If we use utilities such as winches or electric winchs we may have temporary false alarms that are still annoying that alarm us unnecessarily.
A serious and efficient system must essentially be equipped with:
- Microprocessor to perform basic electronics calculations
- Shunt (amperometer) for reading the current in and out of the battery.
- An exit that can operate a small alarm device.
- For more advanced bluetooth devices for connecting with a mobile app from which you can set up your device, keep the charge status under control even from your smartphone or tablet, and record consumption trends.
Remember that the electric size that tells us the capacity of the batteries are the Ah: a fully charged 100Ah battery will provide us 100Ah when it discharges? Unfortunately not. It depends on how you download/charge it and especially on the construction technology (Open Pot Lead, Gel, AGM, Lithium ).
Returning to the management device; the same must be able to be set in relation to the technology we are equipped with.
Often you get scared thinking about the costs to be faced, but nothing is more wrong. Such a device costs from 120-150 euros for those less advanced with a manual configuration and up to 250-300 euros for the most advanced systems equipped with bluetooth and dedicated mobile app.
All in all, the expense is feasible considering that a facemeter can cost up to 80-100 euros.
We also recommend the choice of devices equipped with temperature sensor: the charge/discharge is different depending on the ambient temperatures.
We complete the article by talking about the installation, assuming that it must be carried out by experienced personnel (Caution iCaptain declines any liability for damages caused by the reading and interpretation of this article).

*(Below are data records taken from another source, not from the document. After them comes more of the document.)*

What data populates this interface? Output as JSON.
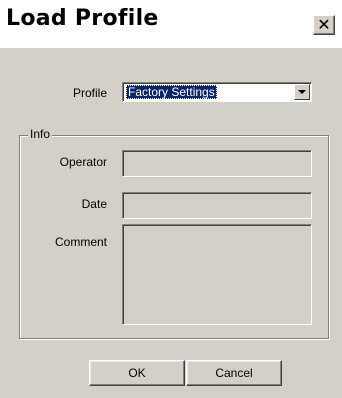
{
  "window": {
    "title": "Load Profile",
    "close_glyph": "✕"
  },
  "profile": {
    "label": "Profile",
    "selected": "Factory Settings"
  },
  "info": {
    "caption": "Info",
    "operator_label": "Operator",
    "operator_value": "",
    "date_label": "Date",
    "date_value": "",
    "comment_label": "Comment",
    "comment_value": ""
  },
  "buttons": {
    "ok": "OK",
    "cancel": "Cancel"
  },
  "icons": {
    "close": "close-icon",
    "dropdown": "chevron-down-icon"
  }
}
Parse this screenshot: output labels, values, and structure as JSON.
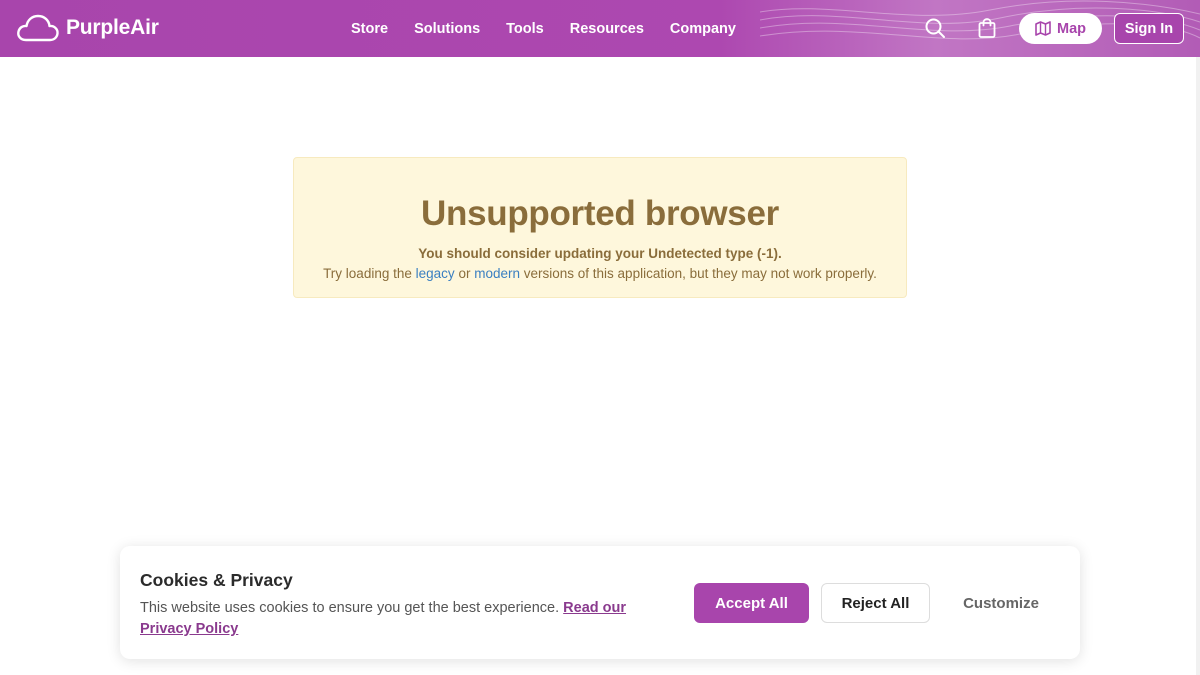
{
  "header": {
    "brand": "PurpleAir",
    "nav": [
      "Store",
      "Solutions",
      "Tools",
      "Resources",
      "Company"
    ],
    "icons": {
      "logo": "cloud-icon",
      "search": "search-icon",
      "cart": "shopping-bag-icon",
      "map": "map-icon"
    },
    "map_label": "Map",
    "signin_label": "Sign In"
  },
  "alert": {
    "title": "Unsupported browser",
    "line1": "You should consider updating your Undetected type (-1).",
    "line2_prefix": "Try loading the",
    "legacy_link": "legacy",
    "line2_or": "or",
    "modern_link": "modern",
    "line2_suffix": "versions of this application, but they may not work properly."
  },
  "cookie": {
    "title": "Cookies & Privacy",
    "text": "This website uses cookies to ensure you get the best experience.",
    "policy_link": "Read our Privacy Policy",
    "accept_label": "Accept All",
    "reject_label": "Reject All",
    "customize_label": "Customize"
  },
  "colors": {
    "brand_purple": "#a845ac",
    "alert_bg": "#fef7dc",
    "alert_text": "#8a6d3b",
    "link_blue": "#3a7fc1"
  }
}
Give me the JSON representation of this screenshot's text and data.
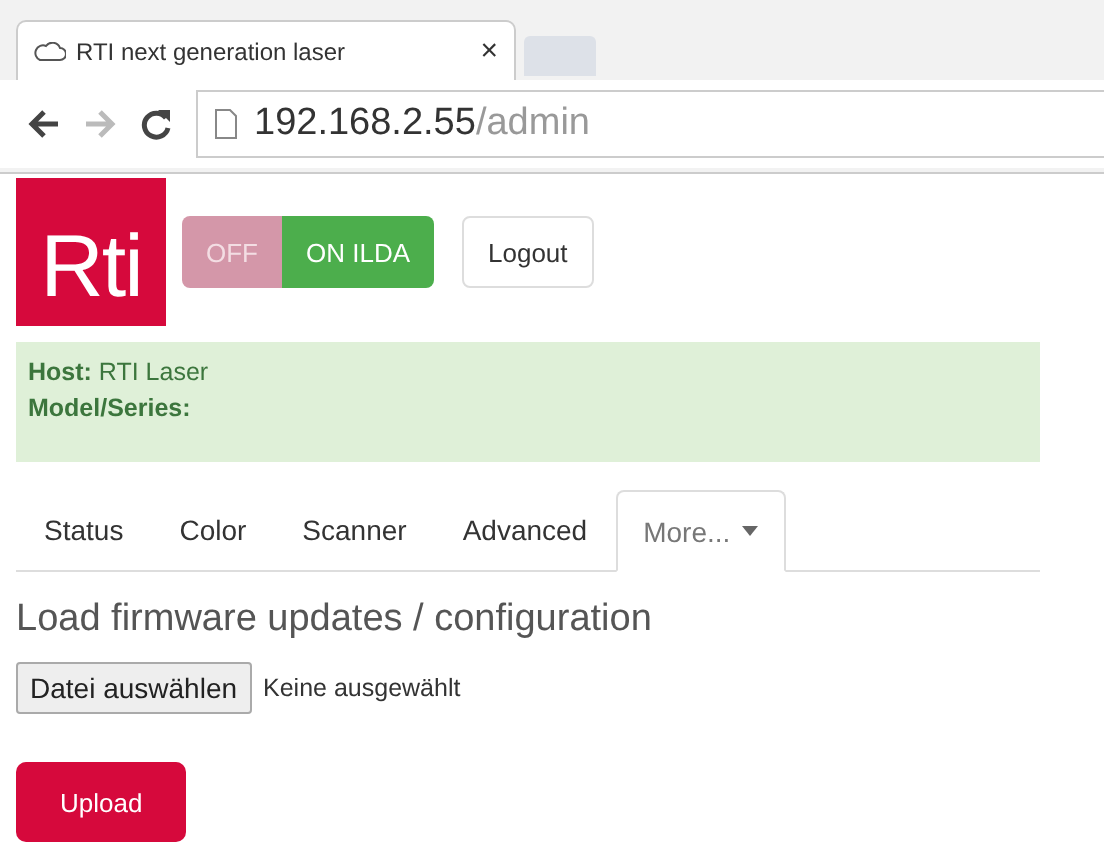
{
  "browser": {
    "tab_title": "RTI next generation laser",
    "close": "×",
    "url_host": "192.168.2.55",
    "url_path": "/admin"
  },
  "header": {
    "logo": "Rti",
    "modes": [
      {
        "label": "OFF",
        "selected": false
      },
      {
        "label": "ON ILDA",
        "selected": true
      }
    ],
    "logout": "Logout"
  },
  "info": [
    {
      "label": "Host:",
      "value": "RTI Laser"
    },
    {
      "label": "Model/Series:"
    }
  ],
  "tabs": [
    {
      "label": "Status",
      "selected": false
    },
    {
      "label": "Color",
      "selected": false
    },
    {
      "label": "Scanner",
      "selected": false
    },
    {
      "label": "Advanced",
      "selected": false
    },
    {
      "label": "More...",
      "selected": true,
      "dropdown": true
    }
  ],
  "heading": "Load firmware updates / configuration",
  "file": {
    "button": "Datei auswählen",
    "status": "Keine ausgewählt"
  },
  "upload": "Upload"
}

Whether you are the one who makes it or rely on a specialized technician, you need to know the risks that you can face when working with batteries or on-board electrical systems using all the necessary precautions and individual devices. Protection.
A technician will usually take between 100 and 300 euros to carry out the work, it depends very much on the difficulty of passing cables and the conditions of the on-board system, in particular the fact of finding many utilities directly connected to the batteries instead of go through the main picture; these utilities will have to be reduced to a single connection.
The installation is in itself simple, the shunt must be mounted on the negative of the battery pack to be monitored; It may seem complex but simply cut the negative battery cable immediately after connecting to the batteries, put some heads and connect them to the same having the following precautions:
- Shunts have a line (they have to read the current coming in and the one coming out sequentially) so you have to be careful to plug the battery and load/recharge in the right position.
- From the negative battery to the shunt there should be no other connections, any charging or draining connections will be connected on the shunt in the appropriate location.
At this point you need to connect a cable from the Shunt to the positive battery to be monitored (or one of the batteries in parallel in the case of multiple batteries) and pass the supplied cable from the shunt to the display/calculator.
Once the device is turned on, various parameters will be set, including:
- Battery capacity.
- Battery technology.
- The desired alarm levels.
- Other settings you want.
To require high accuracy to the system, the batteries should be left in charge for at least 24-36 hours, in order to do so always from the device settings (having at this point the certainty of the full charge) you will synchronize device from the appropriate menu.
In the case of the following battery monitors, we recommend the following battery monitors, which are accurate and reliable:
We are sure that this article will help you to resolve the problems related to the management of the charge on board; good wind at all!